THE PROBLEM: Set the records down again exactly, apart from any pictures in them.

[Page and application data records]
╔══
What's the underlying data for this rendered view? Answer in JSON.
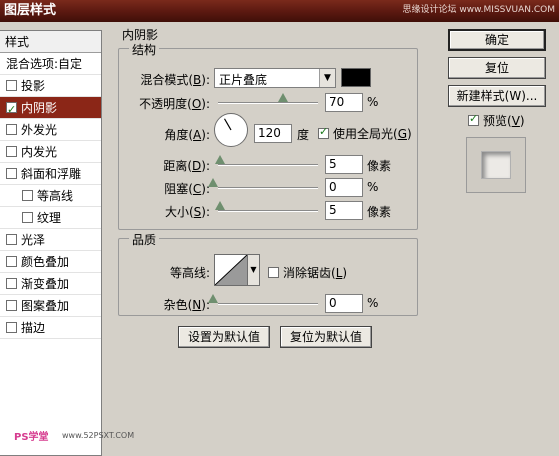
{
  "window": {
    "title": "图层样式",
    "watermark": "思缘设计论坛  www.MISSVUAN.COM"
  },
  "left_panel": {
    "header": "样式",
    "blend_options": "混合选项:自定",
    "items": [
      {
        "label": "投影",
        "checked": false,
        "active": false,
        "sub": false
      },
      {
        "label": "内阴影",
        "checked": true,
        "active": true,
        "sub": false
      },
      {
        "label": "外发光",
        "checked": false,
        "active": false,
        "sub": false
      },
      {
        "label": "内发光",
        "checked": false,
        "active": false,
        "sub": false
      },
      {
        "label": "斜面和浮雕",
        "checked": false,
        "active": false,
        "sub": false
      },
      {
        "label": "等高线",
        "checked": false,
        "active": false,
        "sub": true
      },
      {
        "label": "纹理",
        "checked": false,
        "active": false,
        "sub": true
      },
      {
        "label": "光泽",
        "checked": false,
        "active": false,
        "sub": false
      },
      {
        "label": "颜色叠加",
        "checked": false,
        "active": false,
        "sub": false
      },
      {
        "label": "渐变叠加",
        "checked": false,
        "active": false,
        "sub": false
      },
      {
        "label": "图案叠加",
        "checked": false,
        "active": false,
        "sub": false
      },
      {
        "label": "描边",
        "checked": false,
        "active": false,
        "sub": false
      }
    ]
  },
  "inner_shadow": {
    "title": "内阴影",
    "structure": {
      "title": "结构",
      "blend_mode": {
        "label": "混合模式(",
        "key": "B",
        "suffix": "):",
        "value": "正片叠底"
      },
      "color": "#000000",
      "opacity": {
        "label": "不透明度(",
        "key": "O",
        "suffix": "):",
        "value": "70",
        "unit": "%",
        "level": 70
      },
      "angle": {
        "label": "角度(",
        "key": "A",
        "suffix": "):",
        "value": "120",
        "unit": "度",
        "degrees": 120
      },
      "global_light": {
        "label": "使用全局光(",
        "key": "G",
        "suffix": ")",
        "checked": true
      },
      "distance": {
        "label": "距离(",
        "key": "D",
        "suffix": "):",
        "value": "5",
        "unit": "像素",
        "level": 5
      },
      "choke": {
        "label": "阻塞(",
        "key": "C",
        "suffix": "):",
        "value": "0",
        "unit": "%",
        "level": 0
      },
      "size": {
        "label": "大小(",
        "key": "S",
        "suffix": "):",
        "value": "5",
        "unit": "像素",
        "level": 5
      }
    },
    "quality": {
      "title": "品质",
      "contour_label": "等高线:",
      "anti_alias": {
        "label": "消除锯齿(",
        "key": "L",
        "suffix": ")",
        "checked": false
      },
      "noise": {
        "label": "杂色(",
        "key": "N",
        "suffix": "):",
        "value": "0",
        "unit": "%",
        "level": 0
      }
    },
    "buttons": {
      "make_default": "设置为默认值",
      "reset_default": "复位为默认值"
    }
  },
  "right_panel": {
    "ok": "确定",
    "reset": "复位",
    "new_style": "新建样式(W)...",
    "preview": {
      "label": "预览(",
      "key": "V",
      "suffix": ")",
      "checked": true
    }
  },
  "footer": {
    "logo": "PS学堂",
    "url": "www.52PSXT.COM"
  }
}
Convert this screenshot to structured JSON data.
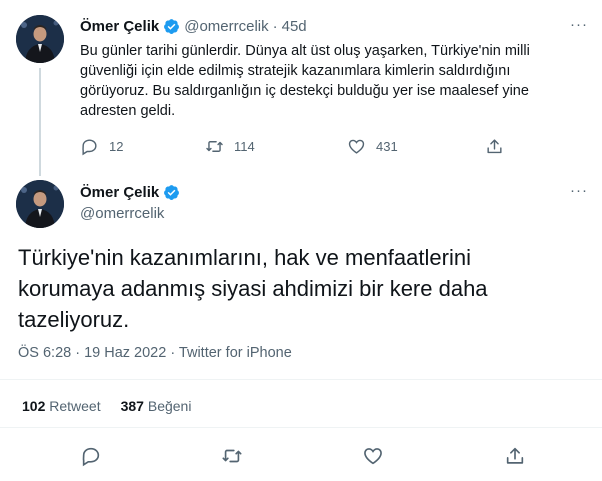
{
  "tweet1": {
    "name": "Ömer Çelik",
    "handle": "@omerrcelik",
    "dot": "·",
    "time": "45d",
    "text": "Bu günler tarihi günlerdir. Dünya alt üst oluş yaşarken, Türkiye'nin milli güvenliği için elde edilmiş stratejik kazanımlara kimlerin saldırdığını görüyoruz. Bu saldırganlığın iç destekçi bulduğu yer ise maalesef yine adresten geldi.",
    "lines": [
      "Bu günler tarihi günlerdir. Dünya alt üst oluş yaşarken, Türkiye'nin milli",
      "güvenliği için elde edilmiş stratejik kazanımlara kimlerin saldırdığını",
      "görüyoruz. Bu saldırganlığın iç destekçi bulduğu yer ise maalesef yine",
      "adresten geldi."
    ],
    "replies": "12",
    "retweets": "114",
    "likes": "431"
  },
  "tweet2": {
    "name": "Ömer Çelik",
    "handle": "@omerrcelik",
    "lines": [
      "Türkiye'nin kazanımlarını, hak ve menfaatlerini",
      "korumaya adanmış siyasi ahdimizi bir kere daha",
      "tazeliyoruz."
    ],
    "meta": "ÖS 6:28 · 19 Haz 2022 · Twitter for iPhone",
    "retweet_count": "102",
    "retweet_label": "Retweet",
    "like_count": "387",
    "like_label": "Beğeni"
  },
  "more_label": "···",
  "colors": {
    "verified": "#1d9bf0",
    "muted": "#536471",
    "divider": "#eff3f4"
  },
  "icons": [
    "verified-badge-icon",
    "more-icon",
    "reply-icon",
    "retweet-icon",
    "like-icon",
    "share-icon"
  ]
}
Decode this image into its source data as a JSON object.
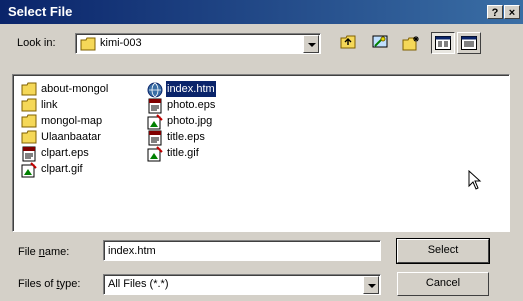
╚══
TASK OUTPUT:
What's the underlying data for this rendered view? Answer in JSON.
{
  "window": {
    "title": "图层样式",
    "watermark": "思缘设计论坛  www.MISSVUAN.COM"
  },
  "left_panel": {
    "header": "样式",
    "blend_options": "混合选项:自定",
    "items": [
      {
        "label": "投影",
        "checked": false,
        "active": false,
        "sub": false
      },
      {
        "label": "内阴影",
        "checked": true,
        "active": true,
        "sub": false
      },
      {
        "label": "外发光",
        "checked": false,
        "active": false,
        "sub": false
      },
      {
        "label": "内发光",
        "checked": false,
        "active": false,
        "sub": false
      },
      {
        "label": "斜面和浮雕",
        "checked": false,
        "active": false,
        "sub": false
      },
      {
        "label": "等高线",
        "checked": false,
        "active": false,
        "sub": true
      },
      {
        "label": "纹理",
        "checked": false,
        "active": false,
        "sub": true
      },
      {
        "label": "光泽",
        "checked": false,
        "active": false,
        "sub": false
      },
      {
        "label": "颜色叠加",
        "checked": false,
        "active": false,
        "sub": false
      },
      {
        "label": "渐变叠加",
        "checked": false,
        "active": false,
        "sub": false
      },
      {
        "label": "图案叠加",
        "checked": false,
        "active": false,
        "sub": false
      },
      {
        "label": "描边",
        "checked": false,
        "active": false,
        "sub": false
      }
    ]
  },
  "inner_shadow": {
    "title": "内阴影",
    "structure": {
      "title": "结构",
      "blend_mode": {
        "label": "混合模式(",
        "key": "B",
        "suffix": "):",
        "value": "正片叠底"
      },
      "color": "#000000",
      "opacity": {
        "label": "不透明度(",
        "key": "O",
        "suffix": "):",
        "value": "70",
        "unit": "%",
        "level": 70
      },
      "angle": {
        "label": "角度(",
        "key": "A",
        "suffix": "):",
        "value": "120",
        "unit": "度",
        "degrees": 120
      },
      "global_light": {
        "label": "使用全局光(",
        "key": "G",
        "suffix": ")",
        "checked": true
      },
      "distance": {
        "label": "距离(",
        "key": "D",
        "suffix": "):",
        "value": "5",
        "unit": "像素",
        "level": 5
      },
      "choke": {
        "label": "阻塞(",
        "key": "C",
        "suffix": "):",
        "value": "0",
        "unit": "%",
        "level": 0
      },
      "size": {
        "label": "大小(",
        "key": "S",
        "suffix": "):",
        "value": "5",
        "unit": "像素",
        "level": 5
      }
    },
    "quality": {
      "title": "品质",
      "contour_label": "等高线:",
      "anti_alias": {
        "label": "消除锯齿(",
        "key": "L",
        "suffix": ")",
        "checked": false
      },
      "noise": {
        "label": "杂色(",
        "key": "N",
        "suffix": "):",
        "value": "0",
        "unit": "%",
        "level": 0
      }
    },
    "buttons": {
      "make_default": "设置为默认值",
      "reset_default": "复位为默认值"
    }
  },
  "right_panel": {
    "ok": "确定",
    "reset": "复位",
    "new_style": "新建样式(W)...",
    "preview": {
      "label": "预览(",
      "key": "V",
      "suffix": ")",
      "checked": true
    }
  },
  "footer": {
    "logo": "PS学堂",
    "url": "www.52PSXT.COM"
  }
}
Convert this screenshot to structured JSON data.
{
  "tweet1": {
    "name": "Ömer Çelik",
    "handle": "@omerrcelik",
    "dot": "·",
    "time": "45d",
    "text": "Bu günler tarihi günlerdir. Dünya alt üst oluş yaşarken, Türkiye'nin milli güvenliği için elde edilmiş stratejik kazanımlara kimlerin saldırdığını görüyoruz. Bu saldırganlığın iç destekçi bulduğu yer ise maalesef yine adresten geldi.",
    "lines": [
      "Bu günler tarihi günlerdir. Dünya alt üst oluş yaşarken, Türkiye'nin milli",
      "güvenliği için elde edilmiş stratejik kazanımlara kimlerin saldırdığını",
      "görüyoruz. Bu saldırganlığın iç destekçi bulduğu yer ise maalesef yine",
      "adresten geldi."
    ],
    "replies": "12",
    "retweets": "114",
    "likes": "431"
  },
  "tweet2": {
    "name": "Ömer Çelik",
    "handle": "@omerrcelik",
    "lines": [
      "Türkiye'nin kazanımlarını, hak ve menfaatlerini",
      "korumaya adanmış siyasi ahdimizi bir kere daha",
      "tazeliyoruz."
    ],
    "meta": "ÖS 6:28 · 19 Haz 2022 · Twitter for iPhone",
    "retweet_count": "102",
    "retweet_label": "Retweet",
    "like_count": "387",
    "like_label": "Beğeni"
  },
  "more_label": "···",
  "colors": {
    "verified": "#1d9bf0",
    "muted": "#536471",
    "divider": "#eff3f4"
  },
  "icons": [
    "verified-badge-icon",
    "more-icon",
    "reply-icon",
    "retweet-icon",
    "like-icon",
    "share-icon"
  ]
}
Decode this image into its source data as a JSON object.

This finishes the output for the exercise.